__Aim of the task__: Scan the entries below for the word "organizer" and copy every line in which it occurs.

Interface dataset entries
§

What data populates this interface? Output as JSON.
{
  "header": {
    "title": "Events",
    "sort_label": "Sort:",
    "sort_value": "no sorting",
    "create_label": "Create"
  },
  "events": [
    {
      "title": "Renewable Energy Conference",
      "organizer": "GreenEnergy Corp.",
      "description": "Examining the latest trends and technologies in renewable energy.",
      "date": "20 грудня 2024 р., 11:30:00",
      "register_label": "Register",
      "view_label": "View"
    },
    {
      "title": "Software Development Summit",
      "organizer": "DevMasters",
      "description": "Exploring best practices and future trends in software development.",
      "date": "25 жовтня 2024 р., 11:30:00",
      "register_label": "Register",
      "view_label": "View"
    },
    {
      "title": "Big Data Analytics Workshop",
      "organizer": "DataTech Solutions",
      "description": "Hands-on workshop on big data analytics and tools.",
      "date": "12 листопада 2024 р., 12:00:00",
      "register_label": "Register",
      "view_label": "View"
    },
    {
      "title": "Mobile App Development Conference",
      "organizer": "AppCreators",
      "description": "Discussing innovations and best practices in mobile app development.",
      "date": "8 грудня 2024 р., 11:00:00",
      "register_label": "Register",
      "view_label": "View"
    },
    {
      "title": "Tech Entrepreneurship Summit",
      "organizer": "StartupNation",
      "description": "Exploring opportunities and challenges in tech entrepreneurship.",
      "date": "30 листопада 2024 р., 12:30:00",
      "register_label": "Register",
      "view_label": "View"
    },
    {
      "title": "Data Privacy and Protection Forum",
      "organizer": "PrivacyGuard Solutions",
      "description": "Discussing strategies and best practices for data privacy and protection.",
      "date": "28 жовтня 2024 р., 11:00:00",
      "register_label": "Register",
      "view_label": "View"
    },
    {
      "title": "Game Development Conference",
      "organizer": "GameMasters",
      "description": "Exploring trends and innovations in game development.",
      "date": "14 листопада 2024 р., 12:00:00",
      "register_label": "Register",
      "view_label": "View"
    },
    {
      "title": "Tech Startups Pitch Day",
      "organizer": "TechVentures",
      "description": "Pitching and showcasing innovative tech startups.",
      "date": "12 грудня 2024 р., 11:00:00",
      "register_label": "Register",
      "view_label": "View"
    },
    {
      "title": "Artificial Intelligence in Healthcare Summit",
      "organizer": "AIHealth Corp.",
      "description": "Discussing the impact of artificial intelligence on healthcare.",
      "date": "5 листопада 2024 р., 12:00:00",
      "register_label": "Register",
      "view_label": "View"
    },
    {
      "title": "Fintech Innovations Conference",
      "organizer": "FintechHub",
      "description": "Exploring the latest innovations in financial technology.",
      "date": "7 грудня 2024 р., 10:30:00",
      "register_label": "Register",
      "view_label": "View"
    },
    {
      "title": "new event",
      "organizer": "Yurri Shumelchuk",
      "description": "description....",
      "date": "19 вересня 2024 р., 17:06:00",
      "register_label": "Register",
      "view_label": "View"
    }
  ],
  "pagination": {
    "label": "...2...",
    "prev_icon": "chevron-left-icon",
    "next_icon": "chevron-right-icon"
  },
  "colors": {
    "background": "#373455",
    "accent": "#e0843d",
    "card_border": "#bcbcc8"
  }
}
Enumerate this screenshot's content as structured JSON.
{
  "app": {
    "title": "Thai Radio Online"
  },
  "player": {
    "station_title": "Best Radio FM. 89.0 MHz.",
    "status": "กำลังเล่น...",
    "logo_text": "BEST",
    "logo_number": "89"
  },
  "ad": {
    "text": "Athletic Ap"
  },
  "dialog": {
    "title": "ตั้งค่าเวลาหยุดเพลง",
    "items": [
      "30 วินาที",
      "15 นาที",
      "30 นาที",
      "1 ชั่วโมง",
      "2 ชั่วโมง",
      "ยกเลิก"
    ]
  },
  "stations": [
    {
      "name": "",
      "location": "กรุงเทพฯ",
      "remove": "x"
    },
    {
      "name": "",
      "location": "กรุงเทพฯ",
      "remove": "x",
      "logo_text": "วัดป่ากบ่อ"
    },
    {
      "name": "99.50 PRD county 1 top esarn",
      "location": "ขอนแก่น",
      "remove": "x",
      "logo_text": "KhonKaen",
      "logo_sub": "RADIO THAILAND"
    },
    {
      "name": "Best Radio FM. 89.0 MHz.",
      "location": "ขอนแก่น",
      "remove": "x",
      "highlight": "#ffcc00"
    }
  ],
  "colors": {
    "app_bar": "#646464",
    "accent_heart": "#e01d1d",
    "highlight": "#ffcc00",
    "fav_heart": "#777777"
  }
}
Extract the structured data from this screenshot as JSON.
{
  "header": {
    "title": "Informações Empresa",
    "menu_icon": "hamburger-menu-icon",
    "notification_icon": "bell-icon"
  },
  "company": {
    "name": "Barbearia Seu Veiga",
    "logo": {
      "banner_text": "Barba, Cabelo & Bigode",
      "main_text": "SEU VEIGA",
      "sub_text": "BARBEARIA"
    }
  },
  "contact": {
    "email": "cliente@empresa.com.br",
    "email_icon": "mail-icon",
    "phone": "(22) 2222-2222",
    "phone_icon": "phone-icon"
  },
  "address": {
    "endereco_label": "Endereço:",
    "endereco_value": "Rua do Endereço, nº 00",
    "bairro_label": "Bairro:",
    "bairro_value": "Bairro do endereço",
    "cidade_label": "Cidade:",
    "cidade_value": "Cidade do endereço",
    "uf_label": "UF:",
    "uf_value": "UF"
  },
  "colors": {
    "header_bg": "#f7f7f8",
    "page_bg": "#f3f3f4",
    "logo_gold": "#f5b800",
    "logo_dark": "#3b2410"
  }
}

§

__Exercise output__:
      "organizer": "GreenEnergy Corp.",
      "organizer": "DevMasters",
      "organizer": "DataTech Solutions",
      "organizer": "AppCreators",
      "organizer": "StartupNation",
      "organizer": "PrivacyGuard Solutions",
      "organizer": "GameMasters",
      "organizer": "TechVentures",
      "organizer": "AIHealth Corp.",
      "organizer": "FintechHub",
      "organizer": "Yurri Shumelchuk",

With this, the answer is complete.